Exercise objective
Apart from the pictures, everything in the lines below must be printed exactly.

Data for the task
———

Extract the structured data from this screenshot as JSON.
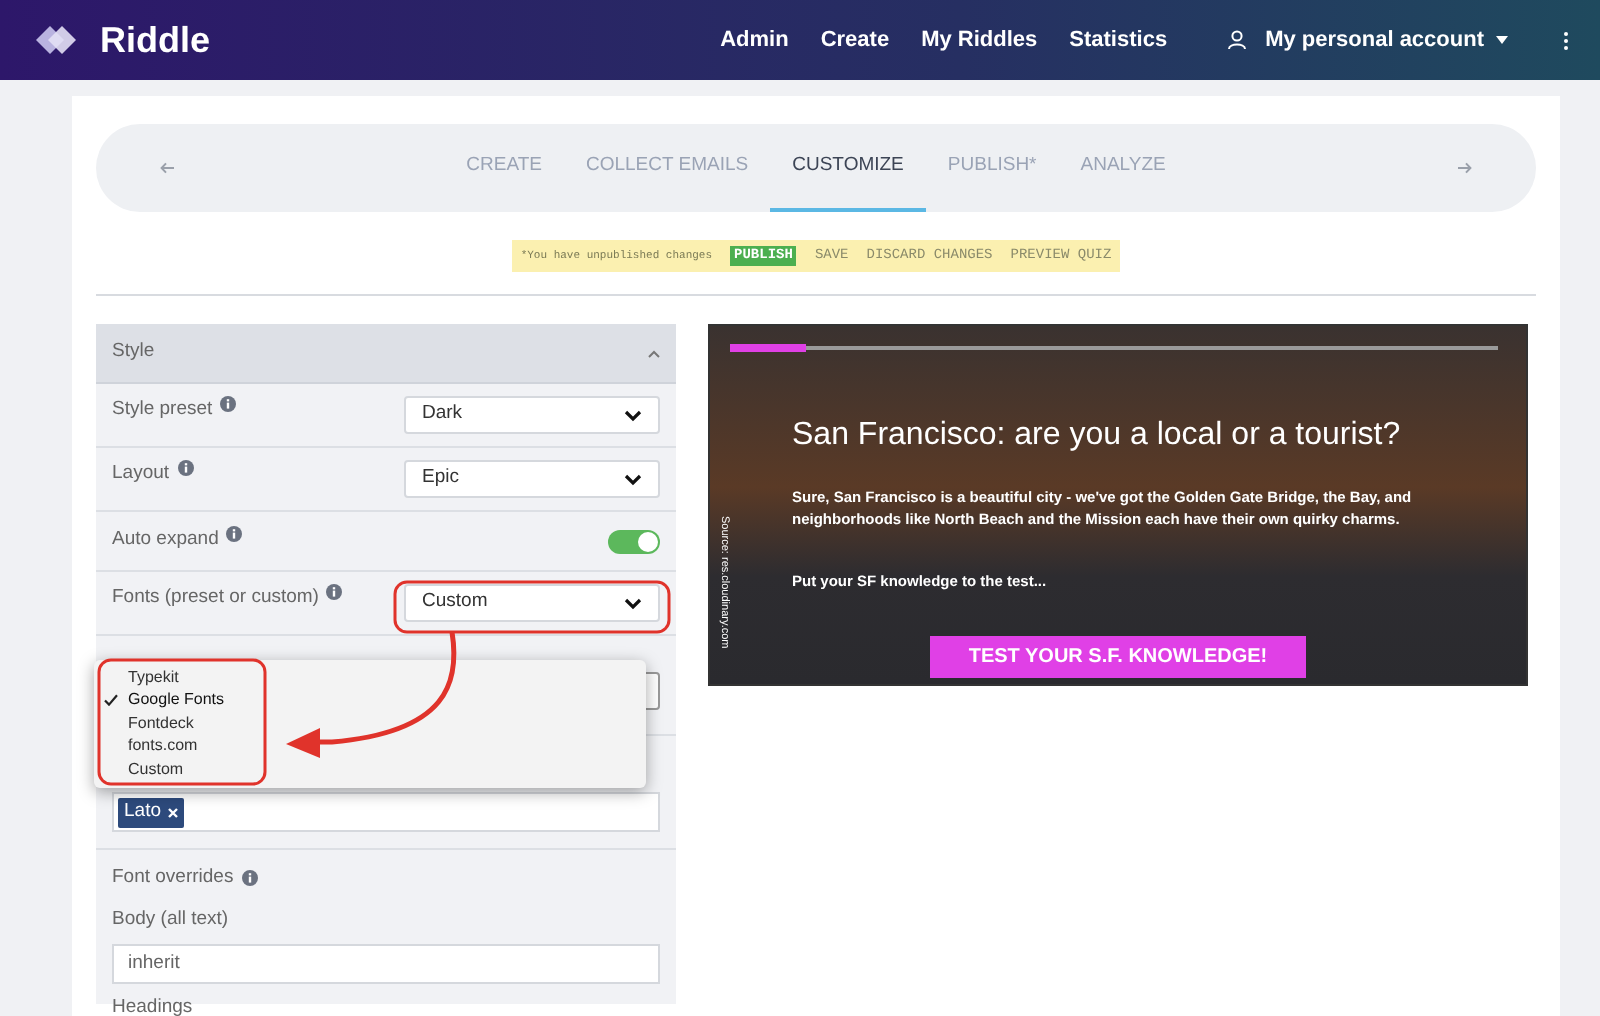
{
  "header": {
    "logo": "Riddle",
    "nav": [
      "Admin",
      "Create",
      "My Riddles",
      "Statistics"
    ],
    "account": "My personal account"
  },
  "steps": [
    {
      "label": "CREATE",
      "selected": false
    },
    {
      "label": "COLLECT EMAILS",
      "selected": false
    },
    {
      "label": "CUSTOMIZE",
      "selected": true
    },
    {
      "label": "PUBLISH*",
      "selected": false
    },
    {
      "label": "ANALYZE",
      "selected": false
    }
  ],
  "notice": {
    "text": "*You have unpublished changes",
    "actions": [
      {
        "label": "PUBLISH",
        "kind": "primary"
      },
      {
        "label": "SAVE",
        "kind": "plain"
      },
      {
        "label": "DISCARD CHANGES",
        "kind": "plain"
      },
      {
        "label": "PREVIEW QUIZ",
        "kind": "plain"
      }
    ]
  },
  "panel": {
    "title": "Style",
    "rows": [
      {
        "kind": "select",
        "label": "Style preset",
        "value": "Dark"
      },
      {
        "kind": "select",
        "label": "Layout",
        "value": "Epic"
      },
      {
        "kind": "toggle",
        "label": "Auto expand",
        "on": true
      },
      {
        "kind": "select",
        "label": "Fonts (preset or custom)",
        "value": "Custom"
      }
    ],
    "dropdown": [
      {
        "label": "Typekit",
        "selected": false
      },
      {
        "label": "Google Fonts",
        "selected": true
      },
      {
        "label": "Fontdeck",
        "selected": false
      },
      {
        "label": "fonts.com",
        "selected": false
      },
      {
        "label": "Custom",
        "selected": false
      }
    ],
    "font_tags": [
      "Lato"
    ],
    "overrides_label": "Font overrides",
    "body_label": "Body (all text)",
    "body_value": "inherit",
    "headings_label": "Headings"
  },
  "preview": {
    "title": "San Francisco: are you a local or a tourist?",
    "description": "Sure, San Francisco is a beautiful city - we've got the Golden Gate Bridge, the Bay, and neighborhoods like North Beach and the Mission each have their own quirky charms.",
    "prompt": "Put your SF knowledge to the test...",
    "button": "TEST YOUR S.F. KNOWLEDGE!",
    "source": "Source: res.cloudinary.com",
    "level": 0.1
  }
}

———

Your solution
Extract the structured data from this screenshot as JSON.
{
  "header": {
    "logo": "Riddle",
    "nav": [
      "Admin",
      "Create",
      "My Riddles",
      "Statistics"
    ],
    "account": "My personal account"
  },
  "steps": [
    {
      "label": "CREATE",
      "selected": false
    },
    {
      "label": "COLLECT EMAILS",
      "selected": false
    },
    {
      "label": "CUSTOMIZE",
      "selected": true
    },
    {
      "label": "PUBLISH*",
      "selected": false
    },
    {
      "label": "ANALYZE",
      "selected": false
    }
  ],
  "notice": {
    "text": "*You have unpublished changes",
    "actions": [
      {
        "label": "PUBLISH",
        "kind": "primary"
      },
      {
        "label": "SAVE",
        "kind": "plain"
      },
      {
        "label": "DISCARD CHANGES",
        "kind": "plain"
      },
      {
        "label": "PREVIEW QUIZ",
        "kind": "plain"
      }
    ]
  },
  "panel": {
    "title": "Style",
    "rows": [
      {
        "kind": "select",
        "label": "Style preset",
        "value": "Dark"
      },
      {
        "kind": "select",
        "label": "Layout",
        "value": "Epic"
      },
      {
        "kind": "toggle",
        "label": "Auto expand",
        "on": true
      },
      {
        "kind": "select",
        "label": "Fonts (preset or custom)",
        "value": "Custom"
      }
    ],
    "dropdown": [
      {
        "label": "Typekit",
        "selected": false
      },
      {
        "label": "Google Fonts",
        "selected": true
      },
      {
        "label": "Fontdeck",
        "selected": false
      },
      {
        "label": "fonts.com",
        "selected": false
      },
      {
        "label": "Custom",
        "selected": false
      }
    ],
    "font_tags": [
      "Lato"
    ],
    "overrides_label": "Font overrides",
    "body_label": "Body (all text)",
    "body_value": "inherit",
    "headings_label": "Headings"
  },
  "preview": {
    "title": "San Francisco: are you a local or a tourist?",
    "description": "Sure, San Francisco is a beautiful city - we've got the Golden Gate Bridge, the Bay, and neighborhoods like North Beach and the Mission each have their own quirky charms.",
    "prompt": "Put your SF knowledge to the test...",
    "button": "TEST YOUR S.F. KNOWLEDGE!",
    "source": "Source: res.cloudinary.com",
    "level": 0.1
  }
}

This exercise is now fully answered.